Task statement:
The word "value" marks the lines to find; copy every such line from the data below.

Dataset items:
* * *

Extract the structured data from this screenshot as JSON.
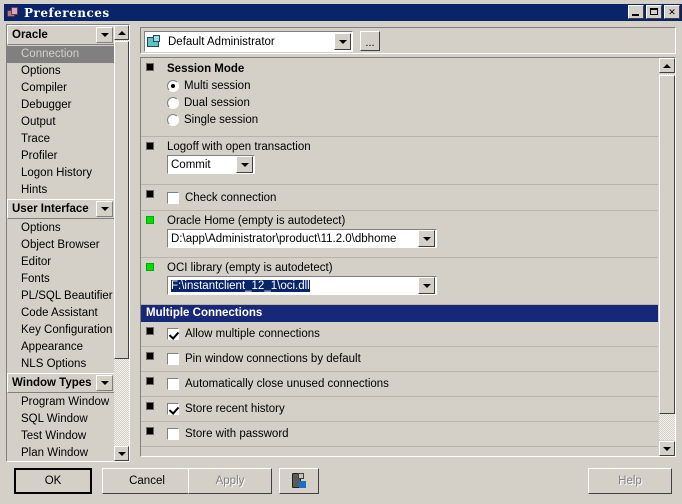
{
  "window": {
    "title": "Preferences",
    "icon": "preferences-icon",
    "minimize_label": "_",
    "maximize_label": "□",
    "close_label": "✕"
  },
  "sidebar": {
    "groups": [
      {
        "name": "Oracle",
        "expanded": true,
        "items": [
          {
            "label": "Connection",
            "selected": true
          },
          {
            "label": "Options",
            "selected": false
          },
          {
            "label": "Compiler",
            "selected": false
          },
          {
            "label": "Debugger",
            "selected": false
          },
          {
            "label": "Output",
            "selected": false
          },
          {
            "label": "Trace",
            "selected": false
          },
          {
            "label": "Profiler",
            "selected": false
          },
          {
            "label": "Logon History",
            "selected": false
          },
          {
            "label": "Hints",
            "selected": false
          }
        ]
      },
      {
        "name": "User Interface",
        "expanded": true,
        "items": [
          {
            "label": "Options",
            "selected": false
          },
          {
            "label": "Object Browser",
            "selected": false
          },
          {
            "label": "Editor",
            "selected": false
          },
          {
            "label": "Fonts",
            "selected": false
          },
          {
            "label": "PL/SQL Beautifier",
            "selected": false
          },
          {
            "label": "Code Assistant",
            "selected": false
          },
          {
            "label": "Key Configuration",
            "selected": false
          },
          {
            "label": "Appearance",
            "selected": false
          },
          {
            "label": "NLS Options",
            "selected": false
          }
        ]
      },
      {
        "name": "Window Types",
        "expanded": true,
        "items": [
          {
            "label": "Program Window",
            "selected": false
          },
          {
            "label": "SQL Window",
            "selected": false
          },
          {
            "label": "Test Window",
            "selected": false
          },
          {
            "label": "Plan Window",
            "selected": false
          }
        ]
      }
    ]
  },
  "profile": {
    "value": "Default Administrator",
    "icon": "profile-icon",
    "more_label": "...",
    "dropdown_icon": "chevron-down-icon"
  },
  "options": {
    "session_mode": {
      "title": "Session Mode",
      "marker": "black",
      "choices": [
        {
          "label": "Multi session",
          "selected": true
        },
        {
          "label": "Dual session",
          "selected": false
        },
        {
          "label": "Single session",
          "selected": false
        }
      ]
    },
    "logoff": {
      "label": "Logoff with open transaction",
      "marker": "black",
      "value": "Commit"
    },
    "check_connection": {
      "label": "Check connection",
      "marker": "black",
      "checked": false
    },
    "oracle_home": {
      "label": "Oracle Home (empty is autodetect)",
      "marker": "green",
      "value": "D:\\app\\Administrator\\product\\11.2.0\\dbhome"
    },
    "oci_library": {
      "label": "OCI library (empty is autodetect)",
      "marker": "green",
      "value": "F:\\instantclient_12_1\\oci.dll",
      "text_selected": true
    },
    "multiple_connections_band": "Multiple Connections",
    "allow_multiple": {
      "label": "Allow multiple connections",
      "marker": "black",
      "checked": true
    },
    "pin_window": {
      "label": "Pin window connections by default",
      "marker": "black",
      "checked": false
    },
    "auto_close": {
      "label": "Automatically close unused connections",
      "marker": "black",
      "checked": false
    },
    "store_recent": {
      "label": "Store recent history",
      "marker": "black",
      "checked": true
    },
    "store_password": {
      "label": "Store with password",
      "marker": "black",
      "checked": false
    }
  },
  "buttons": {
    "ok": "OK",
    "cancel": "Cancel",
    "apply": "Apply",
    "apply_disabled": true,
    "copy_icon": "copy-preferences-icon",
    "help": "Help"
  },
  "colors": {
    "titlebar": "#0a246a",
    "face": "#d4d0c8",
    "band": "#182878",
    "selection": "#0a246a",
    "marker_green": "#00e000",
    "selected_item": "#808080"
  }
}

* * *

Task result:
    "value": "Default Administrator",
      "value": "Commit"
      "value": "D:\\app\\Administrator\\product\\11.2.0\\dbhome"
      "value": "F:\\instantclient_12_1\\oci.dll",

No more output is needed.